*EXTRACTED MATERIAL:*
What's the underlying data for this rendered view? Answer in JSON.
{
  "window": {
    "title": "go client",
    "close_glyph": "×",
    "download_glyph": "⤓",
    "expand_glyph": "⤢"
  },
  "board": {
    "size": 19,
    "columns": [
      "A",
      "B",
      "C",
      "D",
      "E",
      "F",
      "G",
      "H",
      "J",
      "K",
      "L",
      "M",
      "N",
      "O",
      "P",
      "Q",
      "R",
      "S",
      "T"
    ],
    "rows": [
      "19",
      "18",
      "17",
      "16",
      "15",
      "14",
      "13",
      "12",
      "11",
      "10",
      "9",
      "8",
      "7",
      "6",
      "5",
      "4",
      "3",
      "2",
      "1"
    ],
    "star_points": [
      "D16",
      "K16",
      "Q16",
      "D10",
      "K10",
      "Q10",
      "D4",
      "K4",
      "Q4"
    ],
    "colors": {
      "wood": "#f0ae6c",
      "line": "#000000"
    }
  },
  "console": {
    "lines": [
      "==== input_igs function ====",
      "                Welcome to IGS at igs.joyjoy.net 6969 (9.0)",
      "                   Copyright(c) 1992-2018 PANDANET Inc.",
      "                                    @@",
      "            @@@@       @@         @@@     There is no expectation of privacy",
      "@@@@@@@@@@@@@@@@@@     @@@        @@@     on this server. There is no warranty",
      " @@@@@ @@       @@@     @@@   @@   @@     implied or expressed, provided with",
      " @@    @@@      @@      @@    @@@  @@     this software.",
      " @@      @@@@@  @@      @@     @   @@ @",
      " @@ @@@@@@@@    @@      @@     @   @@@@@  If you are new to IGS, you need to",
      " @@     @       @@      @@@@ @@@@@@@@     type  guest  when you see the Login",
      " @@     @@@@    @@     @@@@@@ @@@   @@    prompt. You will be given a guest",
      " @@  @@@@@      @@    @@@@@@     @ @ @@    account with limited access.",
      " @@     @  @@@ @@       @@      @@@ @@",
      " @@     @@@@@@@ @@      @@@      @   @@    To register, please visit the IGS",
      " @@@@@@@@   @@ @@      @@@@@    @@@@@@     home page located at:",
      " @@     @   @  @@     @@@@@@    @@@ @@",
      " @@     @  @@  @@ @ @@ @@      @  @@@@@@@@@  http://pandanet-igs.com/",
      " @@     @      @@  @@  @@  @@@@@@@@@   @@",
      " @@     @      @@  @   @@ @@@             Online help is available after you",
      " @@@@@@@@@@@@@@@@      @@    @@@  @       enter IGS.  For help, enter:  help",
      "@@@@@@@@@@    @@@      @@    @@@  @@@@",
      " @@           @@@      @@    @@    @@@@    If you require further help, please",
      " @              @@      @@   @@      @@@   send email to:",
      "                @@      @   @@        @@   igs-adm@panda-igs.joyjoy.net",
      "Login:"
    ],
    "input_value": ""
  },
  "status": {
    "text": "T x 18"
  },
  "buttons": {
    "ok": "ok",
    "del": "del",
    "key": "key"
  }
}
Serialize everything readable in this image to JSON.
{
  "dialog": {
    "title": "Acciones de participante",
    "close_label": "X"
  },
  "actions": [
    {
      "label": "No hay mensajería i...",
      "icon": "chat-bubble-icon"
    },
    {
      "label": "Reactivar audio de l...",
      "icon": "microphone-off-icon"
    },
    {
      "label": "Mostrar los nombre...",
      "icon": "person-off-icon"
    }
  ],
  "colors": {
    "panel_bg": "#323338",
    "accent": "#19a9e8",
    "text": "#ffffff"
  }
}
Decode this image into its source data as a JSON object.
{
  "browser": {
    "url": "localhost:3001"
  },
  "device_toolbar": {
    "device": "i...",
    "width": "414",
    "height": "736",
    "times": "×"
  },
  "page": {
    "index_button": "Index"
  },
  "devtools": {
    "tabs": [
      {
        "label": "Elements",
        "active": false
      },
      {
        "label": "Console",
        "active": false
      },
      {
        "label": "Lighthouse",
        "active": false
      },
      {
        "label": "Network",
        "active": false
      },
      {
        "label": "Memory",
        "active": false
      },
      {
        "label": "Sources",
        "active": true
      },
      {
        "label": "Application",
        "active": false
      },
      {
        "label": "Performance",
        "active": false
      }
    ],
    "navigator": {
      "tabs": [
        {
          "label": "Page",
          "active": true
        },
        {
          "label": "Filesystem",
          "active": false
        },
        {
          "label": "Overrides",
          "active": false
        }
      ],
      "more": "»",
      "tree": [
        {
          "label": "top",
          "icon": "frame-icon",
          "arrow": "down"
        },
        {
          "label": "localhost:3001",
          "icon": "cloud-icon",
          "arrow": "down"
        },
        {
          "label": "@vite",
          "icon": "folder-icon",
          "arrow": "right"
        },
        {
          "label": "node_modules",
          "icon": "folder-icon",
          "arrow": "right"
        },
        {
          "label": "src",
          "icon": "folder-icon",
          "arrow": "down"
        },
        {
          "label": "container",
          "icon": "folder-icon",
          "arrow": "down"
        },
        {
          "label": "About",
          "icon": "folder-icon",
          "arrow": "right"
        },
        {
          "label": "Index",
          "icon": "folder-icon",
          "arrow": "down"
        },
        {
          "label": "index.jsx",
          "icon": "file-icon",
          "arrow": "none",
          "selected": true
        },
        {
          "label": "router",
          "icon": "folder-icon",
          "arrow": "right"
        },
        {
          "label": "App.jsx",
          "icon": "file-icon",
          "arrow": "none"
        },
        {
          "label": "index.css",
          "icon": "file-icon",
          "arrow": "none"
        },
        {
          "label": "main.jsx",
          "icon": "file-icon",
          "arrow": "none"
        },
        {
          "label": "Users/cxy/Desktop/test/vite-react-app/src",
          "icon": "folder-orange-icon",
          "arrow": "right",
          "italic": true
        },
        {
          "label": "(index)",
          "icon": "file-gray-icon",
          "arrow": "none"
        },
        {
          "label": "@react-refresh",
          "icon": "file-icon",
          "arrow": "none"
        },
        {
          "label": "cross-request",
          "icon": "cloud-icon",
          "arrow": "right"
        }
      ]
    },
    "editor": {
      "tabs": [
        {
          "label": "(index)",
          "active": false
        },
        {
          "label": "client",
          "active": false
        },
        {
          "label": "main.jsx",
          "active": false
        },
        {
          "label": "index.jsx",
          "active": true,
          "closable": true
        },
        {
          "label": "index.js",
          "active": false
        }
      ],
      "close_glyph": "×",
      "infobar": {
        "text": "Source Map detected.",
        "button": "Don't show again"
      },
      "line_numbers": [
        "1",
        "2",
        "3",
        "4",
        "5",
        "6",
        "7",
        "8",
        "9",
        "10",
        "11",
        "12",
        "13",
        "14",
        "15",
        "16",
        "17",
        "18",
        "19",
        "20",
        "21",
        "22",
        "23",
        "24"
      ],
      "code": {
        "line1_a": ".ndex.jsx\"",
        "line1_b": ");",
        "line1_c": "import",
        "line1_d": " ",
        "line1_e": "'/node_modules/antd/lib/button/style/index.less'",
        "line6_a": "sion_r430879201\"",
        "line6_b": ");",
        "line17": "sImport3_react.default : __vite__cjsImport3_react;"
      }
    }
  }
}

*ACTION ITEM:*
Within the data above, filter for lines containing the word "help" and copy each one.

*THE ANSWER:*
      " @@     @      @@  @   @@ @@@             Online help is available after you",
      " @@@@@@@@@@@@@@@@      @@    @@@  @       enter IGS.  For help, enter:  help",
      " @@           @@@      @@    @@    @@@@    If you require further help, please",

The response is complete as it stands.